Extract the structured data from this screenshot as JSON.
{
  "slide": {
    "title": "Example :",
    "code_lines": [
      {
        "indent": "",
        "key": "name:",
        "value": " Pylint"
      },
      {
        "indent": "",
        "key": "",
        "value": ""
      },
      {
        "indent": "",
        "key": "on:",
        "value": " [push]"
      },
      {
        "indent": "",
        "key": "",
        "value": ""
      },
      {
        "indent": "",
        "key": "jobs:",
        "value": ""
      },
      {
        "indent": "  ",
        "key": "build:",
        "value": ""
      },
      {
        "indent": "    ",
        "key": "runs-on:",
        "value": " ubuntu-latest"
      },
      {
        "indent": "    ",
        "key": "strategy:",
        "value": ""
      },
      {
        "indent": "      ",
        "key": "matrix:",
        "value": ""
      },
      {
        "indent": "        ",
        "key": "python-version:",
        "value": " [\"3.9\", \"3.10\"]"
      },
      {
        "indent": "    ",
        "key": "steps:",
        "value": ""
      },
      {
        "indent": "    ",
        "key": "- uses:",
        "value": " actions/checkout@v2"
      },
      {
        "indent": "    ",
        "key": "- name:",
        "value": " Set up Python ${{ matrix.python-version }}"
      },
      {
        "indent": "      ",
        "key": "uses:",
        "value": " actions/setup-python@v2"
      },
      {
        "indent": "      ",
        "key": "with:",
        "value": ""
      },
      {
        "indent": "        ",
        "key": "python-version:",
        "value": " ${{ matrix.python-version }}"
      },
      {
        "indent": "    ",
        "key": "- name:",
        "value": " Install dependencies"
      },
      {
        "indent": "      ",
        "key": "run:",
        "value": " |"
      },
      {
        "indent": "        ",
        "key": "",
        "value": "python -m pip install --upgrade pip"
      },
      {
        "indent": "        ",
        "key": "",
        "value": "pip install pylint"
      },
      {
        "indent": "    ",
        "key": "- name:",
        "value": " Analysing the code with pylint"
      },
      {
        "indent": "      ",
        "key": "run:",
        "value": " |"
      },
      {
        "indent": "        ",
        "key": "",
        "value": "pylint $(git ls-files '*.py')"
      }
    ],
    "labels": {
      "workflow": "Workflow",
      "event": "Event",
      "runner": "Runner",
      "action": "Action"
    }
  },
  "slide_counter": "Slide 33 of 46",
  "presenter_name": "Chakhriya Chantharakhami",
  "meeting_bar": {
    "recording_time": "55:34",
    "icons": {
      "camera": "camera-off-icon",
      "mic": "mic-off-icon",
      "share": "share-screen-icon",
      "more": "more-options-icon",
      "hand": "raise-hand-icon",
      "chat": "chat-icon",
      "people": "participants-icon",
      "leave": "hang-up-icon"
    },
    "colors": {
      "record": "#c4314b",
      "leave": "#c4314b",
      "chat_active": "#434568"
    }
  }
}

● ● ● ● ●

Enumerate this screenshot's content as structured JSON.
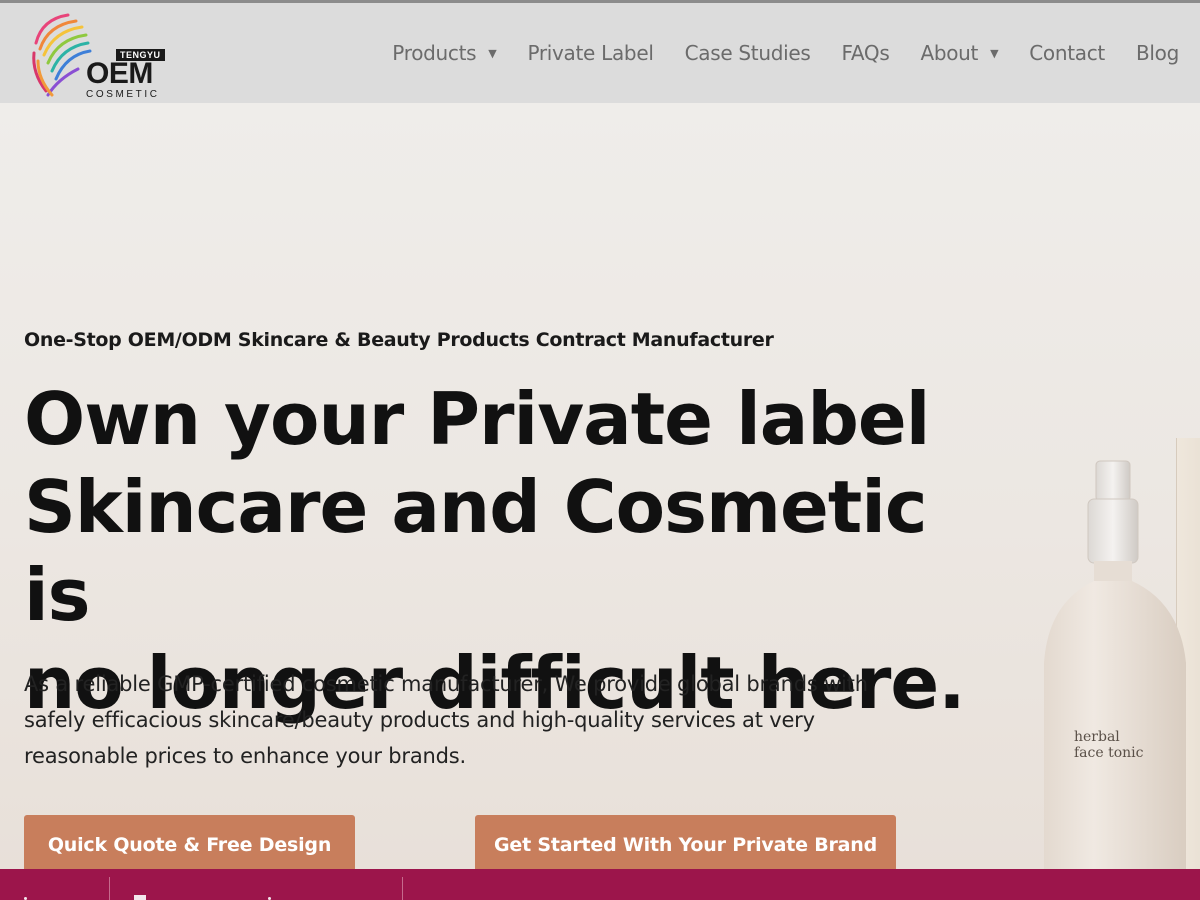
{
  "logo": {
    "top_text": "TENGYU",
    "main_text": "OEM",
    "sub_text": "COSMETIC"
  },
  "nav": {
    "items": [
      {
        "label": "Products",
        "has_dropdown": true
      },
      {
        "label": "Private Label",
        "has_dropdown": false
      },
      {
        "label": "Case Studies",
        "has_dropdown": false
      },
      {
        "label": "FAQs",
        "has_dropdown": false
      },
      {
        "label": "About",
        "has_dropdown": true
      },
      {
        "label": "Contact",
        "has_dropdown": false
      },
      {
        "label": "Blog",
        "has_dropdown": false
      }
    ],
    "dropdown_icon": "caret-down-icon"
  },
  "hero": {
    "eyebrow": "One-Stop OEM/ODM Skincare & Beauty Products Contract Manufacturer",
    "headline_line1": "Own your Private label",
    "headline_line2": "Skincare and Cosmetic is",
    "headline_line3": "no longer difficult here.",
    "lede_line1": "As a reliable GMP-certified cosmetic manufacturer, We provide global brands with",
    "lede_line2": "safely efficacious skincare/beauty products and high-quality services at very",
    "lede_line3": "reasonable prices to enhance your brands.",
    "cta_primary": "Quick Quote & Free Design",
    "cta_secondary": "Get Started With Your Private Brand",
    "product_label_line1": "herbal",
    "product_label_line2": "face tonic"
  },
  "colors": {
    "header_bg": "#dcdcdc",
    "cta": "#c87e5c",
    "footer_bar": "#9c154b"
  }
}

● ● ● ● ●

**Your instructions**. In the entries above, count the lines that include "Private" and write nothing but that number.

**Answer for the task**. 3